Bijan and ManijehThe University Singers student chorus will join the Windsor Symphony Orchestra in performance of a work that draws on the Persian legend of Bijan and Manijeh.

Student chorus to sing out with orchestra

For the first time in three years, the University Singers student chorus will perform in person with the Windsor Symphony Orchestra in two performances this weekend at the Capitol Theatre.

University Singers include students from across the University who take this ensemble course for credit. The course focuses on the performance of various styles from all periods. When combined with the WSO Chorus, an auditioned volunteer choral ensemble, they become a massed choir of more than 80 voices under the direction of Bruce Kotowich, acting director of the School of Creative Arts.

The concert is titled “World Connections through Music” and promises extraordinary music created under difficult circumstances. The program features the world premiere of a work by Iranian composer Farhad Poupel, as well as Symphony No. 9 by Russian composer Dmitri Shostakovich.

Pianist Jeffrey Biegel, University Singers, WSO Chorus, and the Windsor Symphony Orchestra join forces to perform “The Legend of Bijan and Manijeh,” drawn from the long poem Shahnameh. The national epic of Iran, Afghanistan, and Tajikistan, it was written by the Persian poet Ferdowsi in the 10th century and consists of more than 50,000 two-line verses.

The Legend of Bijan and Manijeh is about two lovers from hostile countries, Persia and Turan, telling of Bijan’s suffering and Manijeh’s constancy. Like other stories in the Shahnameh, it depicts the power of women in pre-Islamic Persian society, a power now manifesting in Iran.

“This world premiere for piano, chorus, and orchestra brings to life the ancient Persian love story of a strong woman and her prince,” says WSO music director Robert Franz. “You don’t want to miss this one!”

Poupel, who makes his home in the United Kingdom, will be in Windsor this week attending the rehearsals and performances.
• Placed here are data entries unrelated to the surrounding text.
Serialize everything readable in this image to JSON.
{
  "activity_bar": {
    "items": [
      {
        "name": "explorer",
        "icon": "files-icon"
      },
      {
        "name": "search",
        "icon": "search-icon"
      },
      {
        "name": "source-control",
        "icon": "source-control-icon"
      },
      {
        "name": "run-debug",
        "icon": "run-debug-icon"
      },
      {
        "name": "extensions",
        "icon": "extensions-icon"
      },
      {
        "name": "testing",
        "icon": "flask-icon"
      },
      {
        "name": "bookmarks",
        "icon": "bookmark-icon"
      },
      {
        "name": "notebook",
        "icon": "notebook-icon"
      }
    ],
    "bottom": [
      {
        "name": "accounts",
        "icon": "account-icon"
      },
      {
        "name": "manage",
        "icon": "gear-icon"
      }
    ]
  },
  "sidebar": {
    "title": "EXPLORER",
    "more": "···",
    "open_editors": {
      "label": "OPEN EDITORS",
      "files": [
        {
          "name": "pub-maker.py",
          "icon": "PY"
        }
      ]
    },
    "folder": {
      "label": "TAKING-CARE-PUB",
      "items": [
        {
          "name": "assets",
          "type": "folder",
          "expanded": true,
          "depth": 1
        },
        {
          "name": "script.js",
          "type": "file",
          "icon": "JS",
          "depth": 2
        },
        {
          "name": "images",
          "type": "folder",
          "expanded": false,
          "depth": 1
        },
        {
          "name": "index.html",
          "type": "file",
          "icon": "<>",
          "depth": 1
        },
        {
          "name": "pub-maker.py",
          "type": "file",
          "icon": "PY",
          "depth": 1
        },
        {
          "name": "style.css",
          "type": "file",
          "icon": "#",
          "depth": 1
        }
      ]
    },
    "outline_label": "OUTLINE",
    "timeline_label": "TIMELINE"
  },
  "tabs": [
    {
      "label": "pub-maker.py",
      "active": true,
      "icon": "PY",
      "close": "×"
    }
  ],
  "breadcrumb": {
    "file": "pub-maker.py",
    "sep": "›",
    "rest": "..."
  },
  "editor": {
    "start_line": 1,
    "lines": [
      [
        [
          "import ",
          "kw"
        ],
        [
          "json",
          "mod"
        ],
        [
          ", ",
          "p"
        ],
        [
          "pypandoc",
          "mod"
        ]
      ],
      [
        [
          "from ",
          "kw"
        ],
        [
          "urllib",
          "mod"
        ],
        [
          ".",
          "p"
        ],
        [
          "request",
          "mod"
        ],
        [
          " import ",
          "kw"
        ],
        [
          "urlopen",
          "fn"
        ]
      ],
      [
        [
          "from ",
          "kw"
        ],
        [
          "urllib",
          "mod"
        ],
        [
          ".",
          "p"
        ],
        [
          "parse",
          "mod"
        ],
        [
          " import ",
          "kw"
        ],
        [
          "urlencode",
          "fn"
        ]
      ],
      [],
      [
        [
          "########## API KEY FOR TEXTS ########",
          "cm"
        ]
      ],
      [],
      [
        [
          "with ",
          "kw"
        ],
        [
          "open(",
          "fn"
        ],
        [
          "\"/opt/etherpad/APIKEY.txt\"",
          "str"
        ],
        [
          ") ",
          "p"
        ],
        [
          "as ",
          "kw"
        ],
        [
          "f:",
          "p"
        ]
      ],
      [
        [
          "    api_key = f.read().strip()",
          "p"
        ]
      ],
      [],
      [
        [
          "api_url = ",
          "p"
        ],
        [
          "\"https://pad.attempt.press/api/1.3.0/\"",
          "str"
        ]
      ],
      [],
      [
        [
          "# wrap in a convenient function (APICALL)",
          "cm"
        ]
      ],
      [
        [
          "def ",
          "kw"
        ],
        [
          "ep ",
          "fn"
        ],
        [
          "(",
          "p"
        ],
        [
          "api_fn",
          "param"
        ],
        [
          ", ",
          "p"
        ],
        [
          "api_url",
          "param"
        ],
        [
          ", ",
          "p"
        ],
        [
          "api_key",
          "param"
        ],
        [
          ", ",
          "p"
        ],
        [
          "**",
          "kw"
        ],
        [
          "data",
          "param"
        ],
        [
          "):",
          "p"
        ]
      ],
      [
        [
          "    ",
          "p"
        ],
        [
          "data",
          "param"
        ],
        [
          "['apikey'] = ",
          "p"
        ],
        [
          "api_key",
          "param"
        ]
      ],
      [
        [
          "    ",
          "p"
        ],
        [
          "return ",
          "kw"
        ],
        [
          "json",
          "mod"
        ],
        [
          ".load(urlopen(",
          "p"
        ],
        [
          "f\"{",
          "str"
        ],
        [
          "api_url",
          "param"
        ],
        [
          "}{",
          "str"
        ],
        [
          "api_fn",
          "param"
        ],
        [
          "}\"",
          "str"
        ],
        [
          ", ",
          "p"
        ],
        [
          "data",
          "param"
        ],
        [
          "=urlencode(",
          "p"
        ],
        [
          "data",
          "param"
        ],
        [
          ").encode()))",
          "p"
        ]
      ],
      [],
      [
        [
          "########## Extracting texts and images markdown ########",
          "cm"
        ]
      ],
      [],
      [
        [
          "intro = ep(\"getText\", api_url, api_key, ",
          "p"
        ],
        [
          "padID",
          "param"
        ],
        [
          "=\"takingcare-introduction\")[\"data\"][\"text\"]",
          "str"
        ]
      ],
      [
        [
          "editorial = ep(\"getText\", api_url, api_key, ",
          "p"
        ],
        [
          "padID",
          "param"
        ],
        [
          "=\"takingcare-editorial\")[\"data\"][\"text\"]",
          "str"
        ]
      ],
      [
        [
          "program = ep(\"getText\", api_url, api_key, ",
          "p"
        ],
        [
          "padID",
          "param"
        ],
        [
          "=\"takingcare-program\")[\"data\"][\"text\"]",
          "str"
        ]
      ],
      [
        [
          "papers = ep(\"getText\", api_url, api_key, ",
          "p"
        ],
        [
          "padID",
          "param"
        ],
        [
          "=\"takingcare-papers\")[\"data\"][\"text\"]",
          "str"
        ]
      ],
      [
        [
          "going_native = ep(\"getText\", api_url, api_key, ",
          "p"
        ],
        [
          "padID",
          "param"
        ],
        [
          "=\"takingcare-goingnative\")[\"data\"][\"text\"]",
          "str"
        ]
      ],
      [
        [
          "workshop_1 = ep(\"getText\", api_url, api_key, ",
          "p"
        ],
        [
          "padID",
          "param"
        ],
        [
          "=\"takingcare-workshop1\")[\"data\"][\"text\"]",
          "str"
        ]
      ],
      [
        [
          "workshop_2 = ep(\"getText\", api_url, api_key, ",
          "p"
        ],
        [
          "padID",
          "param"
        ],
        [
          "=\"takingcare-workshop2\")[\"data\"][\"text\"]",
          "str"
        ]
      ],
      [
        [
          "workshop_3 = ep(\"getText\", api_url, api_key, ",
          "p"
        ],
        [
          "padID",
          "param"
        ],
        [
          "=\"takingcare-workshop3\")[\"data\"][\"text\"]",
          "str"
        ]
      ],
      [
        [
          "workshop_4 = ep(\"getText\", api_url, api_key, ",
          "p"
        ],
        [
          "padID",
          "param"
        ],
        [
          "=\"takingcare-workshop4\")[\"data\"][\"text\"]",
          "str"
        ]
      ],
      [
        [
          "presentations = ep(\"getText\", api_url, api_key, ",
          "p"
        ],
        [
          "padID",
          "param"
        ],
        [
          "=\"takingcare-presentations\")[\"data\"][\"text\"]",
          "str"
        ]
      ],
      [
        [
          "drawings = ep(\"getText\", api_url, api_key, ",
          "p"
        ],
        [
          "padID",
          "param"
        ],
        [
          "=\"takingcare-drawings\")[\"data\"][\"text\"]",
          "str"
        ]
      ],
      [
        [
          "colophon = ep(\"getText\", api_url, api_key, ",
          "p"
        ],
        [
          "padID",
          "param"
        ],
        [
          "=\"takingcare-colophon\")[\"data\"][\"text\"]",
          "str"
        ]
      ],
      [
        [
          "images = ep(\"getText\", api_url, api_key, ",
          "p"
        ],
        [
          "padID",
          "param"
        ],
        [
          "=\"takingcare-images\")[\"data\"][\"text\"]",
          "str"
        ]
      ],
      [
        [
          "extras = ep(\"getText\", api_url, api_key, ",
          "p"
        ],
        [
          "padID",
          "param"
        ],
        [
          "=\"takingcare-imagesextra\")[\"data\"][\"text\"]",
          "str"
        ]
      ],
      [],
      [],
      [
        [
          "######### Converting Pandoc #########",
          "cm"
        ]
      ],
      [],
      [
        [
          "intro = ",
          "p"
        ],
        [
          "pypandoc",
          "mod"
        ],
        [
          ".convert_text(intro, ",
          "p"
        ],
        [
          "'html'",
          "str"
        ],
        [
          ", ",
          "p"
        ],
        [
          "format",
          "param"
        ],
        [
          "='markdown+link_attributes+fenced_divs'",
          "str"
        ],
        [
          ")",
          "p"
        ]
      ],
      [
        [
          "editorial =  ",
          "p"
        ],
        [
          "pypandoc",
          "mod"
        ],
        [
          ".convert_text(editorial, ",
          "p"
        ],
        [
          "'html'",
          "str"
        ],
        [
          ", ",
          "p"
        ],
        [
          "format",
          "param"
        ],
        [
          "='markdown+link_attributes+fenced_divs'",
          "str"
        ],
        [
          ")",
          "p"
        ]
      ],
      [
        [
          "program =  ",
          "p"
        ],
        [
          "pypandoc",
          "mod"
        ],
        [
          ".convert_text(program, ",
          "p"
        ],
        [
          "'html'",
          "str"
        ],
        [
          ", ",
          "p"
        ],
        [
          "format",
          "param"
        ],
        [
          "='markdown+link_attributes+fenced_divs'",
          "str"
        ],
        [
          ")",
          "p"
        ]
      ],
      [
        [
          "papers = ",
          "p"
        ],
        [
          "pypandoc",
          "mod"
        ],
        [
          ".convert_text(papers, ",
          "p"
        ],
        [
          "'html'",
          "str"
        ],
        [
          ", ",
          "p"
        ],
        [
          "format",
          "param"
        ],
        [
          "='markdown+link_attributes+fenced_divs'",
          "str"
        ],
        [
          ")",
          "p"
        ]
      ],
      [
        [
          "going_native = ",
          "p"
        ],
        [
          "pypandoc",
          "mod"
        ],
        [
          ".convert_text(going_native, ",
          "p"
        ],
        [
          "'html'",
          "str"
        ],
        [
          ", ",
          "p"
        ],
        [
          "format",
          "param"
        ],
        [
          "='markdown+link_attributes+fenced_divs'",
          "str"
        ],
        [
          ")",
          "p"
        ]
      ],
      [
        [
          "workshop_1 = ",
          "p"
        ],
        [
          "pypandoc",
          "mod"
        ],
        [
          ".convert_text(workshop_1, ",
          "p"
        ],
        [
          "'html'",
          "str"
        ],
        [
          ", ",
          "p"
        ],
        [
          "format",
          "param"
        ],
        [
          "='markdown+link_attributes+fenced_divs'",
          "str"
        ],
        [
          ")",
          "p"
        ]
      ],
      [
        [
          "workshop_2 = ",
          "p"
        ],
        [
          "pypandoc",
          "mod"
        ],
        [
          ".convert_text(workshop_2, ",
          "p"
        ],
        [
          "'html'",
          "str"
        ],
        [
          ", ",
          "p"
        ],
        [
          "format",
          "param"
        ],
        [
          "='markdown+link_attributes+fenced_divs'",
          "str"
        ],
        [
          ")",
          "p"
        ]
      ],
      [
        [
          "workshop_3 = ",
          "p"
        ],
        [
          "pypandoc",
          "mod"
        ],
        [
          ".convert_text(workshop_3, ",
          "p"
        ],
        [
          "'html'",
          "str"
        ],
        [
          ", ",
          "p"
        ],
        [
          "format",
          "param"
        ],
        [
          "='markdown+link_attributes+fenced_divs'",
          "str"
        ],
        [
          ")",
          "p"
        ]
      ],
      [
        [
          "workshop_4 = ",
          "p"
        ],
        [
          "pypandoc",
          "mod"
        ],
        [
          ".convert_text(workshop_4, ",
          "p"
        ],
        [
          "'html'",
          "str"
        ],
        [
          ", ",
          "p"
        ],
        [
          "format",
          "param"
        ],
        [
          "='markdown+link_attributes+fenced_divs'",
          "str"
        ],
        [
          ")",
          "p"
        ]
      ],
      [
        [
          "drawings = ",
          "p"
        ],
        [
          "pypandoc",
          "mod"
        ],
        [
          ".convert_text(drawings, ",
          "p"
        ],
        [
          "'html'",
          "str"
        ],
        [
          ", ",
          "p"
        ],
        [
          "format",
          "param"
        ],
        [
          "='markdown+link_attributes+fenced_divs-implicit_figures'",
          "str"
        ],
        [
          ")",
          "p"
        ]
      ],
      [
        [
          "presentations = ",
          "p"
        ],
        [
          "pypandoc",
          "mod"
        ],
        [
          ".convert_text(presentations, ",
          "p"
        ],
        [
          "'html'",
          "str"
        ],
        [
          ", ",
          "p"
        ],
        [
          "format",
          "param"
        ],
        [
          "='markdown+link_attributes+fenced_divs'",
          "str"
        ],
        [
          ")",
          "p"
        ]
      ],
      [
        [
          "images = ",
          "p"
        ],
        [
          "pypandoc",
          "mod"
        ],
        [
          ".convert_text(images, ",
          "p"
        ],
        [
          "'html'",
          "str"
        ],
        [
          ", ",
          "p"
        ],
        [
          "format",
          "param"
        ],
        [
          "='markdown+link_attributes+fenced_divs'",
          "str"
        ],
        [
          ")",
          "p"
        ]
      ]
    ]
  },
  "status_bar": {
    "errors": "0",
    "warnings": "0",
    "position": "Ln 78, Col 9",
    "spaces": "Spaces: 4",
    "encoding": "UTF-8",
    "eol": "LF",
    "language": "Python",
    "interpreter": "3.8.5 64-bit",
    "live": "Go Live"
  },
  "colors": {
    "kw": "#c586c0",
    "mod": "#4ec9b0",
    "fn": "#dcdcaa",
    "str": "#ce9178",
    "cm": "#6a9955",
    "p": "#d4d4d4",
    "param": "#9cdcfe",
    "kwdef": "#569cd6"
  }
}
He describes the structure of his composition as consisting of the battle between dark and light.

“In the end, we have a climax of the whole work in a very delicate, tranquil, and bitter-sweet ending since loving someone is not necessarily all happiness, but sadness and happiness at the same time,” Poupel says.

Performances of “World Connections through Music” are 7:30 p.m. Saturday, Nov. 19, and 2:30 p.m. Sunday, Nov. 20, at the Capitol Theatre. Tickets are available online or by calling the box office at 519-973-1238, ext. 2.

Watch a video of Franz in conversation with Poupel and Biegel: